It’s often quipped that Holism is something that others say, but only herbalists do. There is some truth in this – herbal medicine is the broadest and most versatile of therapies, whilst close observation of the plant world tends to lead us towards a more open and inclusive world-view. Holism is the ideal context in which to practise herbal medicine – formalised paradigms ultimately limit potential and ‘lower the ceiling’ on what can be achieved with herbs. It’s amusing to note how often holism is quoted as the antithesis of reductionism (the prime methodology of western material science). This is not true: reductionism is an aspect of holism, albeit a small one, that in the grand scale of things needs to be kept firmly in its place.

Holism is not a paradigm, it’s a philosophy – albeit the most all-embracing of philosophies – embodied in the disarmingly simple statement, ‘everything is connected to everything else’. Nevertheless what follows is one of a number of versions of the ‘Paradigm of Holism’, having its origins in the 1970s when work first started to reestablish holistic principles in western healing traditions. This said, as a series of affirmations, characteristic of holism and of critical interest to practitioners of all sorts, it serves as a tremendous source of guidance and inspiration: –

  • Each patient is treated as a unique whole person – body, mind and spirit, – and in the context of family, community, culture and environment.
  • Holistic medicine emphasises the responsibility of each individual for his or her own health. Good therapy promotes understanding and self-care rather than treatment and dependence. Holistic medicine uses therapeutic approaches that mobilise the individual’s innate capacity for healing.
  • Holistic medicine promotes health as a positive state, not just an absence of disease. Likewise illness is seen as an opportunity for discovery as well as a misfortune.
  • Holistic medicine acknowledges that the cornerstones of health are good nutrition, good exercise, good relaxation and good sleep.
  • Holistic medicine makes use of perceptions and diagnostic systems additional to those validated by western material science.
  • Holistic medicine emphasises the potential therapeutic value of the setting in which health care takes place.
  • Holistic medicine demands an understanding of and a commitment to change those social, economic and environmental conditions that perpetuate ill health.
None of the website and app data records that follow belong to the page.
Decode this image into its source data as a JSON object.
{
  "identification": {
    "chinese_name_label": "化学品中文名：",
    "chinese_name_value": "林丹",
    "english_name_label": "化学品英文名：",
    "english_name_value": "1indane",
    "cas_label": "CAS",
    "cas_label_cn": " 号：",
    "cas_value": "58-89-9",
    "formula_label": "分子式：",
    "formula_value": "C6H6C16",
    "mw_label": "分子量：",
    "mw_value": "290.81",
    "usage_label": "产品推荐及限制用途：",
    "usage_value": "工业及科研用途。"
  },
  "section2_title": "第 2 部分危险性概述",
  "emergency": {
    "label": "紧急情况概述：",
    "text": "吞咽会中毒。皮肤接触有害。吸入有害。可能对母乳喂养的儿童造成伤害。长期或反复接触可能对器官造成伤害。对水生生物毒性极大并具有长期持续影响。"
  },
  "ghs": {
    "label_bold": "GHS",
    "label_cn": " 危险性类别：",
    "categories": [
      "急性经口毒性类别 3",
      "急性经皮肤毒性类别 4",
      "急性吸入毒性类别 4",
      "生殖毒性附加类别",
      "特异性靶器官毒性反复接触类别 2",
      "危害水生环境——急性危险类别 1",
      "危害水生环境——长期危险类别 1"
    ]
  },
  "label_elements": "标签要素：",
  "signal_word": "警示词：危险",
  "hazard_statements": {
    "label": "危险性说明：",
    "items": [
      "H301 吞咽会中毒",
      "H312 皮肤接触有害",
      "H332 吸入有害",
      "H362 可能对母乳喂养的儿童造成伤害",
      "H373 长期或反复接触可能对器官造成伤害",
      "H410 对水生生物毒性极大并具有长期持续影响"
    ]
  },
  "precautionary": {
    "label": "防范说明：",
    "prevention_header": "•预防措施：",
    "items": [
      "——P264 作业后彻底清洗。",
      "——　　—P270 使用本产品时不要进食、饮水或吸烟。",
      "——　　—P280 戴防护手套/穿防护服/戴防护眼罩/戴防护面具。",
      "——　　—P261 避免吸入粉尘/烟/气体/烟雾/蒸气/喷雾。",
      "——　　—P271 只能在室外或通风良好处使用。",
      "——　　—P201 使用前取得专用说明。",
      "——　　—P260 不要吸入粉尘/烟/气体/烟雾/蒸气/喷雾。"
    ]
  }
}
  • Holistic practitioners are not judgmental – rather they assist their patients in pursuing their own life choices according to their own beliefs.
  • Holistic medicine transforms its practitioners as well as its patients.